“Automation is key for ancillary services,” said Kiliccote. “There’s also the value creation for customers and the role of education.” In other words, it has to pay enough to be worth it and it has to be seamless. Also, a 30-minute event might not be seen as the same inconvenience as multi-hour event.

That’s possible, according to Berkeley Lab’s research. Small and large offices, retail stores, grocery stores, schools and hospitals could all double their participation in the markets, based on the data about technical potential to receive and respond to signals.

Of course, the lights might already be off in an office building at night, when wind usually blows strongest. In that case, refrigerated warehouses and data centers could also provide ancillary services. Unlike most of the demand response today, which is mostly large loads from single sources, the patchwork of ancillary services would be aggregated loads from within one location (lights dimmed just a little, HVAC cycled off shortly), as well as aggregation across various sites.

Even with technical feasibility checked off the list, there are more challenges to fast demand response, including forecasting what’s available. Kiliccote described commercial building load as “erratic," though more sophisticated analytics could help on that front.

On the utility and ISO side, there is also an issue of localization. Ideally, when the clouds clear and solar arrays in one neighborhood suddenly start pumping power onto the grid, the balancing services would also come from the same area. Currently, the markets and the grid are not built for that sort of localized response.

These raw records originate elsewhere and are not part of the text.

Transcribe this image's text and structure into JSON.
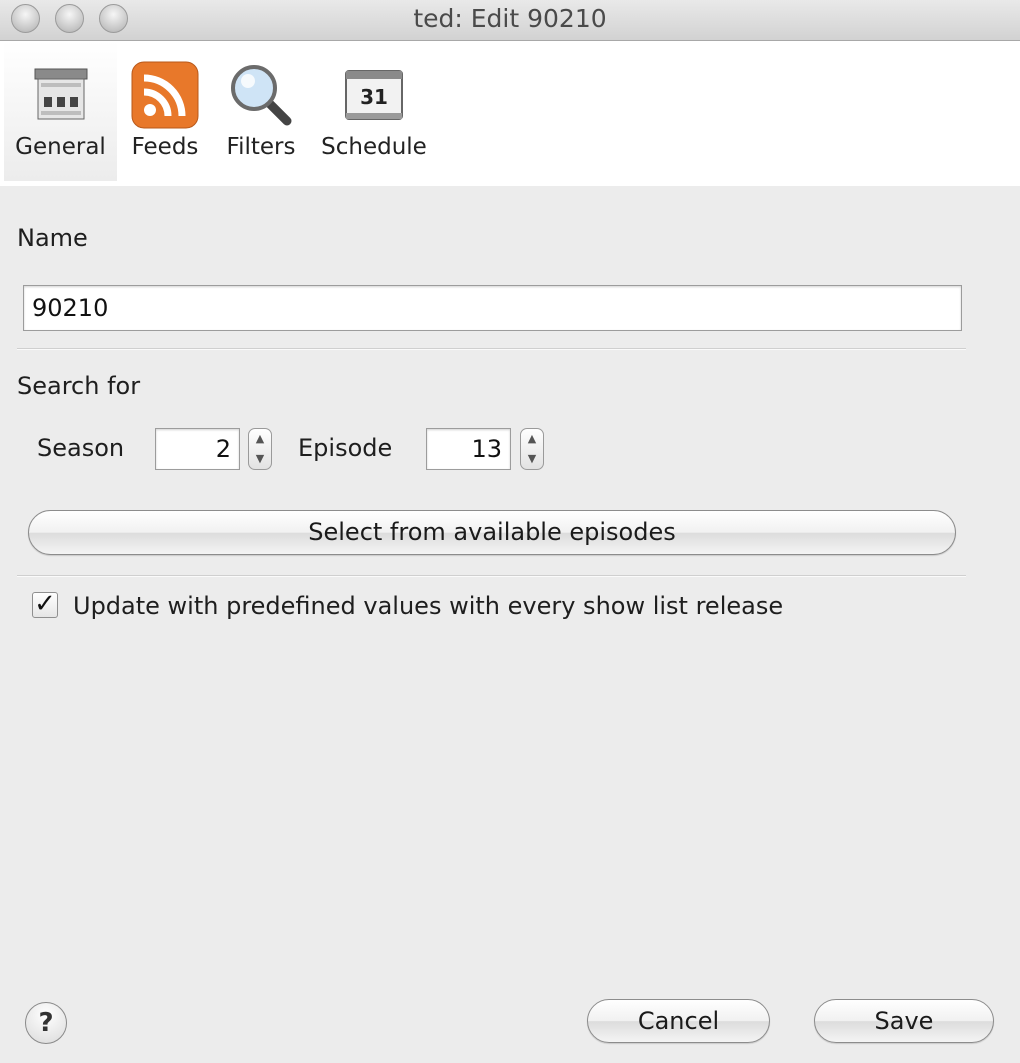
{
  "window": {
    "title": "ted: Edit 90210"
  },
  "toolbar": {
    "tabs": [
      {
        "label": "General",
        "icon": "general-icon",
        "selected": true
      },
      {
        "label": "Feeds",
        "icon": "rss-feed-icon",
        "selected": false
      },
      {
        "label": "Filters",
        "icon": "magnifier-icon",
        "selected": false
      },
      {
        "label": "Schedule",
        "icon": "calendar-icon",
        "selected": false,
        "calendar_day": "31"
      }
    ]
  },
  "general": {
    "name_label": "Name",
    "name_value": "90210",
    "search_for_label": "Search for",
    "season_label": "Season",
    "season_value": "2",
    "episode_label": "Episode",
    "episode_value": "13",
    "select_button_label": "Select from available episodes",
    "update_checkbox_label": "Update with predefined values with every show list release",
    "update_checkbox_checked": true
  },
  "footer": {
    "help_label": "?",
    "cancel_label": "Cancel",
    "save_label": "Save"
  },
  "colors": {
    "window_background": "#ececec",
    "rss_orange": "#e8782a"
  }
}
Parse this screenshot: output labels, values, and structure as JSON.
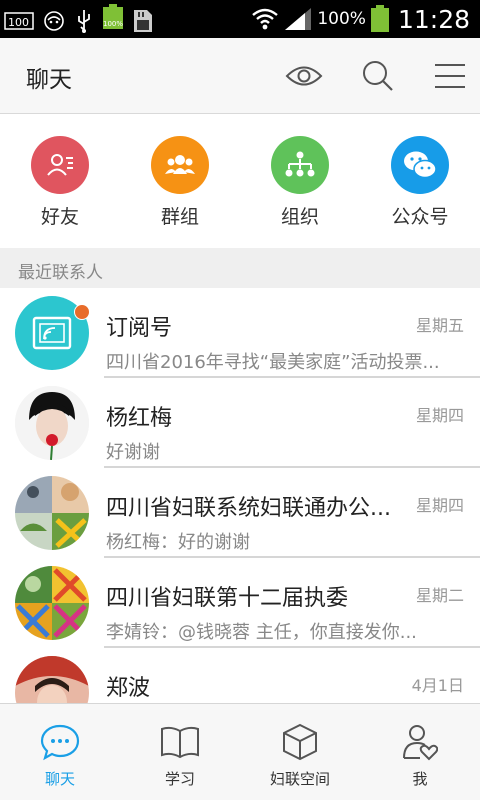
{
  "status_bar": {
    "battery_mini_pct": "100%",
    "battery_percent": "100%",
    "time": "11:28"
  },
  "header": {
    "title": "聊天",
    "icons": [
      "eye-icon",
      "search-icon",
      "menu-icon"
    ]
  },
  "quick_entries": [
    {
      "label": "好友",
      "icon": "friends-icon",
      "color": "#e0555f"
    },
    {
      "label": "群组",
      "icon": "group-icon",
      "color": "#f69214"
    },
    {
      "label": "组织",
      "icon": "organization-icon",
      "color": "#5fc25a"
    },
    {
      "label": "公众号",
      "icon": "wechat-icon",
      "color": "#179ce8"
    }
  ],
  "section_title": "最近联系人",
  "conversations": [
    {
      "name": "订阅号",
      "time": "星期五",
      "preview": "四川省2016年寻找“最美家庭”活动投票...",
      "unread": true,
      "avatar": "subscription-icon"
    },
    {
      "name": "杨红梅",
      "time": "星期四",
      "preview": "好谢谢",
      "unread": false,
      "avatar": "photo"
    },
    {
      "name": "四川省妇联系统妇联通办公...",
      "time": "星期四",
      "preview": "杨红梅：好的谢谢",
      "unread": false,
      "avatar": "group-collage"
    },
    {
      "name": "四川省妇联第十二届执委",
      "time": "星期二",
      "preview": "李婧铃：@钱晓蓉 主任，你直接发你...",
      "unread": false,
      "avatar": "group-collage"
    },
    {
      "name": "郑波",
      "time": "4月1日",
      "preview": "",
      "unread": false,
      "avatar": "photo"
    }
  ],
  "bottom_nav": [
    {
      "label": "聊天",
      "icon": "chat-bubble-icon",
      "active": true
    },
    {
      "label": "学习",
      "icon": "book-icon",
      "active": false
    },
    {
      "label": "妇联空间",
      "icon": "cube-icon",
      "active": false
    },
    {
      "label": "我",
      "icon": "user-heart-icon",
      "active": false
    }
  ],
  "colors": {
    "accent": "#1a9fe6",
    "subscription_avatar": "#2cc6cf",
    "unread_dot": "#e86c2a"
  }
}
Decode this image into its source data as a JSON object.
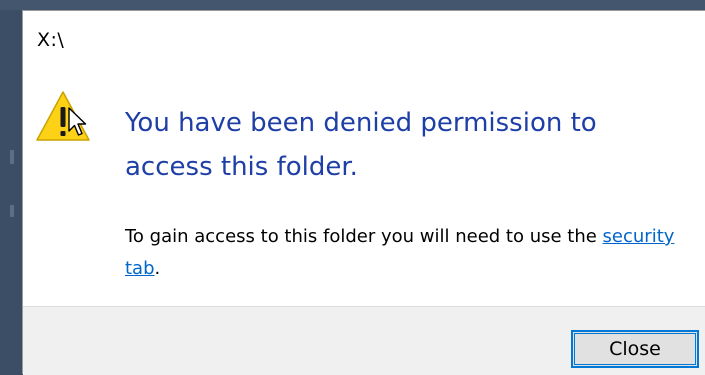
{
  "dialog": {
    "title": "X:\\",
    "heading": "You have been denied permission to access this folder.",
    "body_prefix": "To gain access to this folder you will need to use the ",
    "link_label": "security tab",
    "body_suffix": ".",
    "close_label": "Close"
  },
  "icons": {
    "warning": "warning-icon",
    "cursor": "mouse-cursor-icon"
  },
  "colors": {
    "heading": "#1e3fa6",
    "link": "#0066cc",
    "button_border": "#0078d7",
    "warning_fill": "#fcd116"
  }
}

“In PJM, there’s not a surgical removal of load on the grid,” said Kiliccote, referencing PJM because it is the one ISO who is further along than others in testing these markets. She noted that a lot of work is being done all over, however, and this could be worked out in the next two to three years.

Kiliccote’s outlook could come across as bullish given the market, technical and regulatory challenges. “We see a lot of customers that are being cautious about when they’re using energy and they’re installing energy information systems,” she countered. Many ESCOs are also helping businesses traverse the demand response landscape to raise money to fund retrofits. “A lot of chains are also paying attention,” said Kiliccote. “There is a growing awareness of how much energy is being used and when it’s being used.”

Another development that could help bring DR into ancillary markets is the OpenADR standard, which is a communications standard for automated demand response. Currently, it is just a fairly crude communications standard, but the OpenADR Alliance is working on a standard that would allow for DR to participate in these sorts of markets. 

Surgical demand response is already happening at a variety of places. Powerit Solutions provides cloud-based, automated demand response to industrial sites so that they can seamlessly drop load without completely shutting down.

Marriott hotel chains have teamed up with Constellation to leverage smart building systems to play in energy markets across the country. Startups Viridity Energy and Enbala Power Networks are part of a PJM program to let small-scale projects sell their power into frequency regulation markets. EnerNOC is using DR to manage mind in Bonneville Power Administration’s territory and has said the resource can respond in near-real time.

Even if those are one-off examples, every ISO is looking hard at this issue. On the other side, there is still a long way to go with customer engagement, said Kiliccote. Make no mistake about it: these are complicated, constantly evolving markets. But where there’s money to be made without too much downside, industrial and commercial companies will likely participate. “We wanted customers to be able to participate because it’s the right thing to do,” said Kiliccote, “but also because it creates value for them.”